For years I’ve suffered from the summer version of seasonal affective disorder. This condition is rarely recognised by the general public (and even some doctors), but the symptoms are just as distressing as those of the winter equivalent. Any advice would be welcome.
Tim Stephens, Newcastle.
Seasonal affective disorder (SAD), which typically causes depressed mood and low energy, is, as you say, not as well recognised as it should be.
The condition most commonly begins in autumn and usually improves by spring (if untreated in the interim), but it can also occur in summer, as in your case.
Unfortunately, it often goes undiagnosed. In fact, one study by psychiatrists from the U.S. and Canada found that as many as 60 per cent of patients with SAD had never previously been treated for this form of depression, despite having had symptoms.
This may be because while psychiatrists are familiar with the condition, I suspect that many GPs are not.
Research suggests that up to 3 per cent of people will experience SAD at some point in their lives, and it appears to be more common among women (we don’t know why). As for the cause, one theory is that the changes in daylight hours affect our bodies’ natural rhythms, which vary over a 24-hour cycle in response to light and darkness.
Seasonal affective disorder (SAD), which typically causes depressed mood and low energy, is, as you say, not as well recognised as it should be
This affects the production of hormones such as melatonin, which governs sleep, and serotonin, which affects mood.
The alteration can have different effects on people, with some experiencing SAD when the days are long, as in your case, rather than short, as in winter SAD.
The condition may also be influenced by genetics, while some studies suggest that it could be related to nerve cells in the brain functioning abnormally and affecting the release of hormones.

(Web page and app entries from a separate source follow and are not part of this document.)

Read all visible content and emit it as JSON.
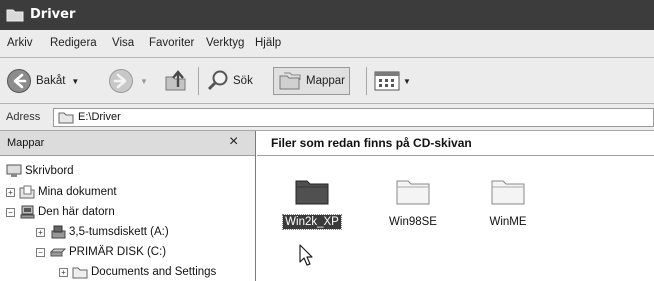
{
  "window": {
    "title": "Driver"
  },
  "menu": [
    "Arkiv",
    "Redigera",
    "Visa",
    "Favoriter",
    "Verktyg",
    "Hjälp"
  ],
  "toolbar": {
    "back_label": "Bakåt",
    "search_label": "Sök",
    "folders_label": "Mappar"
  },
  "address": {
    "label": "Adress",
    "value": "E:\\Driver"
  },
  "folders_pane": {
    "title": "Mappar",
    "close_glyph": "×",
    "tree": [
      {
        "label": "Skrivbord",
        "icon": "desktop-icon"
      },
      {
        "label": "Mina dokument",
        "icon": "my-documents-icon",
        "expander": "+"
      },
      {
        "label": "Den här datorn",
        "icon": "my-computer-icon",
        "expander": "−"
      },
      {
        "label": "3,5-tumsdiskett (A:)",
        "icon": "floppy-icon",
        "expander": "+"
      },
      {
        "label": "PRIMÄR DISK (C:)",
        "icon": "hard-disk-icon",
        "expander": "−"
      },
      {
        "label": "Documents and Settings",
        "icon": "folder-icon",
        "expander": "+"
      }
    ]
  },
  "content": {
    "header": "Filer som redan finns på CD-skivan",
    "items": [
      {
        "label": "Win2k_XP",
        "selected": true
      },
      {
        "label": "Win98SE",
        "selected": false
      },
      {
        "label": "WinME",
        "selected": false
      }
    ]
  },
  "colors": {
    "titlebar": "#3c3c3c",
    "selection": "#3a3a3a"
  }
}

Selective serotonin reuptake inhibitor (SSRI) drugs, which are effective antidepressants, are commonly prescribed for SAD.

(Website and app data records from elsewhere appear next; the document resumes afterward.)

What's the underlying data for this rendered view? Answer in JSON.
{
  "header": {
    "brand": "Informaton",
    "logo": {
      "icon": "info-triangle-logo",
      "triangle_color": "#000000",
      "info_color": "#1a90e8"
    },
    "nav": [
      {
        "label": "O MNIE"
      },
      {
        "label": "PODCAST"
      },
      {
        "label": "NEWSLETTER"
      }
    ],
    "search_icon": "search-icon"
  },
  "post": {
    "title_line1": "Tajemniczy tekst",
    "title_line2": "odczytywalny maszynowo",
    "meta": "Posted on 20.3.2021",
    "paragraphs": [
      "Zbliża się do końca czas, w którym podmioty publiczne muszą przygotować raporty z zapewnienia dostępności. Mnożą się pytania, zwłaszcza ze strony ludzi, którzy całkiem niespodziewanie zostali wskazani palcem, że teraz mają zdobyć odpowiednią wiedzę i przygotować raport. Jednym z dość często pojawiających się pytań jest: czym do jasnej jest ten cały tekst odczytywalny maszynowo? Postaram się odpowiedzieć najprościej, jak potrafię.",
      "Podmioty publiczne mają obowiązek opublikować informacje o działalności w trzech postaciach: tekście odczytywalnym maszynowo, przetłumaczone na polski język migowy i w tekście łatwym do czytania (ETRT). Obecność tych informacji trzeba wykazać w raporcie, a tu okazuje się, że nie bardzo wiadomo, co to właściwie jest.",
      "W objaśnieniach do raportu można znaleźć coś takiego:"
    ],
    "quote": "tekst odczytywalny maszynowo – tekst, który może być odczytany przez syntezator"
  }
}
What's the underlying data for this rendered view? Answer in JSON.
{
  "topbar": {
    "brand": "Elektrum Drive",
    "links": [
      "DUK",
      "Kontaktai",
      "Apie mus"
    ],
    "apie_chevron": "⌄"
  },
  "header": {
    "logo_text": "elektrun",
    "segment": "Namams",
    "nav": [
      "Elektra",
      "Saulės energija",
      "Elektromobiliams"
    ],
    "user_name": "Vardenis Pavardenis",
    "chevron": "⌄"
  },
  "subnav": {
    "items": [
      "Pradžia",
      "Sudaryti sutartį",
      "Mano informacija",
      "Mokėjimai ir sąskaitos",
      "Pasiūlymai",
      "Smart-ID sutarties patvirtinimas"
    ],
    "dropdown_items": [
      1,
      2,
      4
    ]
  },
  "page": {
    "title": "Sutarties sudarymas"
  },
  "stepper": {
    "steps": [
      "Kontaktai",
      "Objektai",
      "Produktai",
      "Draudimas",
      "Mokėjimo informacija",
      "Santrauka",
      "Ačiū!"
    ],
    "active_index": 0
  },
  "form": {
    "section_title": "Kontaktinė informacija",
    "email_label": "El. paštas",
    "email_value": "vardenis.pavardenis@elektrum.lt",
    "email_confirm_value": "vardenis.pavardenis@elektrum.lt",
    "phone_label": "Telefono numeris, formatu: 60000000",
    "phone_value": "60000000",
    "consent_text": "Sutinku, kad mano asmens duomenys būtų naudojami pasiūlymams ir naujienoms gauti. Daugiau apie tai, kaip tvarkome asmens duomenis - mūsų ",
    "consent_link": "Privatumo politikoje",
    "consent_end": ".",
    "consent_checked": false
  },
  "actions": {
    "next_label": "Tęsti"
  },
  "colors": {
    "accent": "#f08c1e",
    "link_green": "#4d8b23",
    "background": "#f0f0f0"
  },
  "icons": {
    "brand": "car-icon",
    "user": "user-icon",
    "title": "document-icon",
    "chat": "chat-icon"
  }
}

In addition, for summer SAD lifestyle changes such as exposing yourself to no more than 13 hours of daylight each day to help boost melatonin, and staying cool at night (a drop in temperature promotes sleep), are thought to be helpful.
I’ve always been very fit, but for several years I’ve been short of breath when walking, and now gardening. My stomach has felt distended by wind and I frequently burp. Have you any idea what is causing this?
Ralph D. S. Leake, Norfolk.
This is an unusual set of symptoms, but based on educated guesswork, I think there is a straightforward scan that could provide a diagnosis.
The symptoms you describe all involve the oesophagus (the tube that leads to the stomach) and the diaphragm (the muscle that separates the chest from the abdomen and which helps the lungs fill with air).
In some people, the stomach can rise through the diaphragm and into the chest, taking up space and reducing the volume of air that the lungs can inhale.
This can result in breathlessness, particularly when it coincides with physical activity.
So what causes the stomach to rise up in this way? Typically it’s due to a hiatus hernia — ‘hiatus’ referring to the two bands of muscle that normally form a tight valve around the lower end of the oesophagus.
I’ve always been very fit, but for several years I’ve been short of breath when walking, and now gardening
There are two types of hiatus hernia: a sliding hiatus hernia, where the upper part of the stomach and lower part of the oesophagus both squeeze up through the hiatus into the chest. This is the most common and is typically age-related, but it can also be caused by obesity.
With the other type, a para-oesophageal hernia, only the top of the stomach rolls up through the hiatus into the chest, where it can become trapped.
Most hiatus hernias have no symptoms — my guess is that a para-oesophageal hernia causing a trapped gas bubble in the stomach may explain yours.
This could be confirmed by a chest X-ray or a barium swallow X-ray, where you drink a solution that shows up on X-rays. I’d recommend speaking to your GP about these options.
In my view… Everyone must learn to do CPR
As we all saw after Danish footballer Christian Eriksen’s collapse during the Euros, cardiopulmonary resuscitation (CPR) is a life-saver — but to be effective, you need to act fast.
Some years ago, I received an urgent call from a patient who’d arrived at his mother’s house to find her lifeless in her chair. It took me 20 minutes to drive there and by then, her daughter was there, too.
It was clear from checking her pulse and examining her pupils that sadly the woman had died, yet the brother and sister both exclaimed: ‘Aren’t you going to resuscitate her?’
The problem is, any delay in giving CPR leads to poor outcomes — for every minute lost, survival decreases by 7 to 10 per cent.
In the first minutes after a cardiac arrest, the heart is ‘fluttering’, and the only treatment is defibrillation, which is most successful if carried out within five minutes, with CPR being given until the defibrillator arrives.
This delivers a small but critical amount of blood to the brain and heart muscle.
But bystanders must act immediately. I think everyone should learn to do CPR, and always be ready to perform it.